Task requirements: Provide only the number of lines in the following data that contain "Robshaw".

Provided records:
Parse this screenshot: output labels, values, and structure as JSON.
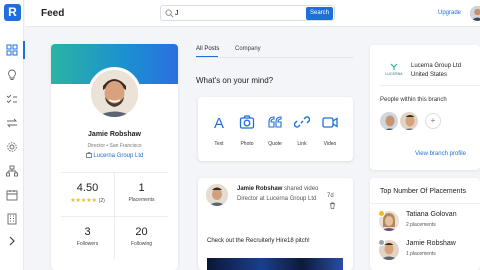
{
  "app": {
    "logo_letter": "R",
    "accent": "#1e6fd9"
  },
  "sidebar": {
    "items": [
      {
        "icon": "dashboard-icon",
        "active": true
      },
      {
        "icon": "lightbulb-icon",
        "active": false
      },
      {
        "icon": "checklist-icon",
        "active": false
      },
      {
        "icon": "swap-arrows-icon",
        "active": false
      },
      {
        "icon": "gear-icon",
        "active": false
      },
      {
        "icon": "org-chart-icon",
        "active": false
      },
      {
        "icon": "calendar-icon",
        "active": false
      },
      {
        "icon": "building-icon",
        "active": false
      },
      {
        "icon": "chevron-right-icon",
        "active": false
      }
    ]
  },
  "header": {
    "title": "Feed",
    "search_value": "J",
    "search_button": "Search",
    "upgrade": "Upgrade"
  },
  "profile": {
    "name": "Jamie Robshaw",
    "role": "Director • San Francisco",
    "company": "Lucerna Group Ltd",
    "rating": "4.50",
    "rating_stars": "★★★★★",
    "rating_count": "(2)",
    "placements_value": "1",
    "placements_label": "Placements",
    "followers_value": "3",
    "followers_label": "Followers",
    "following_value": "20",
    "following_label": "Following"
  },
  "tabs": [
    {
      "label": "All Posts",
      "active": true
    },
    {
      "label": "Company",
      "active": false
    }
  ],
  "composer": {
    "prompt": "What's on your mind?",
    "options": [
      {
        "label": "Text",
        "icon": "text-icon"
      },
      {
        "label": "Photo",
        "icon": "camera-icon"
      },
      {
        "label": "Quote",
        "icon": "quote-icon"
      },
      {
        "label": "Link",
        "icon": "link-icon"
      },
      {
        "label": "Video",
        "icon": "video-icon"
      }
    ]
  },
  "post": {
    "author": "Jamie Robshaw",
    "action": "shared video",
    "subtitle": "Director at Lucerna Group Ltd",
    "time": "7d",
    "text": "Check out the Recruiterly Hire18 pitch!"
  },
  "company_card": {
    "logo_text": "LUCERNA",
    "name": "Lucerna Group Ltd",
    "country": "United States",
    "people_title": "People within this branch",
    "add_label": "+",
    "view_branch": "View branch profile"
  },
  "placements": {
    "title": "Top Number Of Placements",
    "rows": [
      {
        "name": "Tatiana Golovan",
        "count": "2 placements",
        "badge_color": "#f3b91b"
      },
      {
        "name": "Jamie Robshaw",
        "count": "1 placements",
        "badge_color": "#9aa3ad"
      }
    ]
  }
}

Response to this exercise: 3